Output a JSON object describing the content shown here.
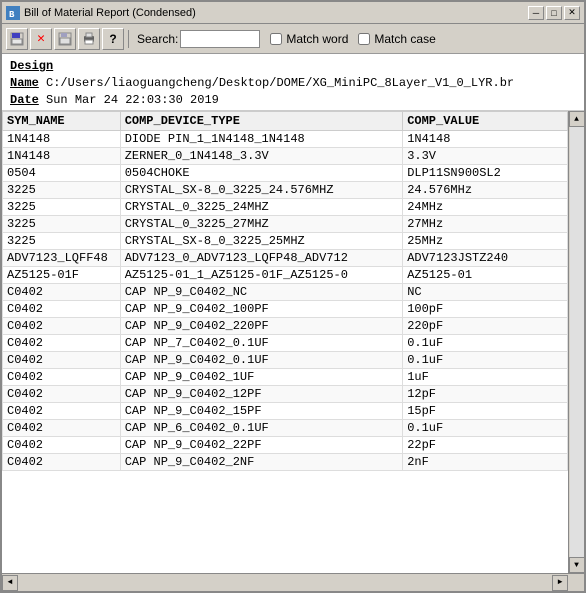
{
  "window": {
    "title": "Bill of Material Report (Condensed)",
    "icon": "BM"
  },
  "title_buttons": {
    "minimize": "─",
    "maximize": "□",
    "close": "✕"
  },
  "toolbar": {
    "tools": [
      {
        "name": "save-icon",
        "symbol": "💾"
      },
      {
        "name": "close-icon",
        "symbol": "✕"
      },
      {
        "name": "disk-icon",
        "symbol": "🖫"
      },
      {
        "name": "print-icon",
        "symbol": "🖨"
      },
      {
        "name": "help-icon",
        "symbol": "?"
      }
    ],
    "search_label": "Search:",
    "search_placeholder": "",
    "match_word_label": "Match word",
    "match_case_label": "Match case"
  },
  "design": {
    "section_label": "Design",
    "name_label": "Name",
    "name_value": "C:/Users/liaoguangcheng/Desktop/DOME/XG_MiniPC_8Layer_V1_0_LYR.br",
    "date_label": "Date",
    "date_value": "Sun Mar 24 22:03:30 2019"
  },
  "table": {
    "columns": [
      "SYM_NAME",
      "COMP_DEVICE_TYPE",
      "COMP_VALUE"
    ],
    "rows": [
      [
        "1N4148",
        "DIODE PIN_1_1N4148_1N4148",
        "1N4148"
      ],
      [
        "1N4148",
        "ZERNER_0_1N4148_3.3V",
        "3.3V"
      ],
      [
        "0504",
        "0504CHOKE",
        "DLP11SN900SL2"
      ],
      [
        "3225",
        "CRYSTAL_SX-8_0_3225_24.576MHZ",
        "24.576MHz"
      ],
      [
        "3225",
        "CRYSTAL_0_3225_24MHZ",
        "24MHz"
      ],
      [
        "3225",
        "CRYSTAL_0_3225_27MHZ",
        "27MHz"
      ],
      [
        "3225",
        "CRYSTAL_SX-8_0_3225_25MHZ",
        "25MHz"
      ],
      [
        "ADV7123_LQFF48",
        "ADV7123_0_ADV7123_LQFP48_ADV712",
        "ADV7123JSTZ240"
      ],
      [
        "AZ5125-01F",
        "AZ5125-01_1_AZ5125-01F_AZ5125-0",
        "AZ5125-01"
      ],
      [
        "C0402",
        "CAP NP_9_C0402_NC",
        "NC"
      ],
      [
        "C0402",
        "CAP NP_9_C0402_100PF",
        "100pF"
      ],
      [
        "C0402",
        "CAP NP_9_C0402_220PF",
        "220pF"
      ],
      [
        "C0402",
        "CAP NP_7_C0402_0.1UF",
        "0.1uF"
      ],
      [
        "C0402",
        "CAP NP_9_C0402_0.1UF",
        "0.1uF"
      ],
      [
        "C0402",
        "CAP NP_9_C0402_1UF",
        "1uF"
      ],
      [
        "C0402",
        "CAP NP_9_C0402_12PF",
        "12pF"
      ],
      [
        "C0402",
        "CAP NP_9_C0402_15PF",
        "15pF"
      ],
      [
        "C0402",
        "CAP NP_6_C0402_0.1UF",
        "0.1uF"
      ],
      [
        "C0402",
        "CAP NP_9_C0402_22PF",
        "22pF"
      ],
      [
        "C0402",
        "CAP NP_9_C0402_2NF",
        "2nF"
      ]
    ]
  }
}
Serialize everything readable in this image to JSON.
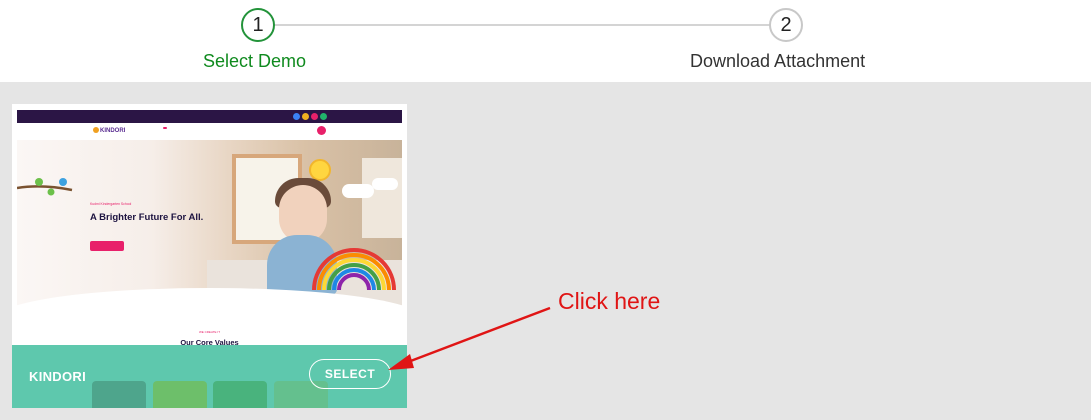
{
  "stepper": {
    "steps": [
      {
        "number": "1",
        "label": "Select Demo",
        "state": "active"
      },
      {
        "number": "2",
        "label": "Download Attachment",
        "state": "pending"
      }
    ],
    "colors": {
      "active": "#0f8a1e",
      "ring_active": "#23933a",
      "ring_pending": "#c8c8c8",
      "line": "#d4d4d4"
    }
  },
  "demo_card": {
    "name": "KINDORI",
    "select_label": "SELECT",
    "overlay_color": "#52c4a7",
    "preview": {
      "brand": "KINDORI",
      "hero_tag": "Kudmi Kindergarten School",
      "hero_title": "A Brighter Future For All.",
      "section_tag": "WE CREATE IT",
      "section_title": "Our Core Values"
    }
  },
  "annotation": {
    "text": "Click here",
    "color": "#e01515"
  }
}
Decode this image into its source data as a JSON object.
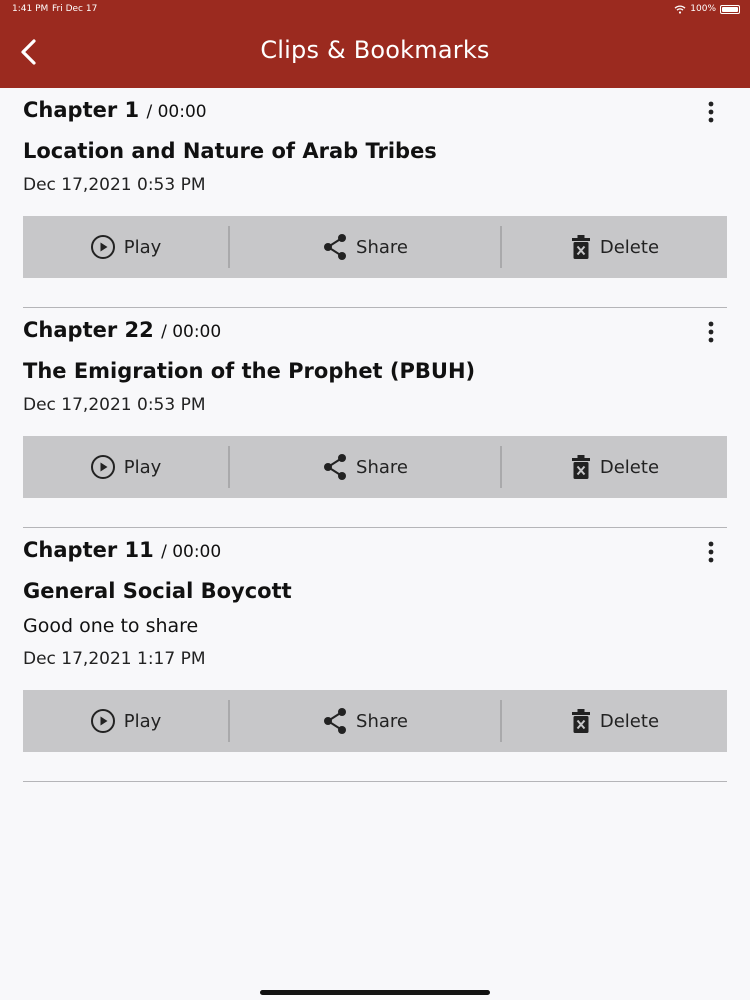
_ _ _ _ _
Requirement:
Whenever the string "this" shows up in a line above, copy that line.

Answer to the problem:
Serialize everything readable in this image to JSON.
Decode this image into its source data as a JSON object.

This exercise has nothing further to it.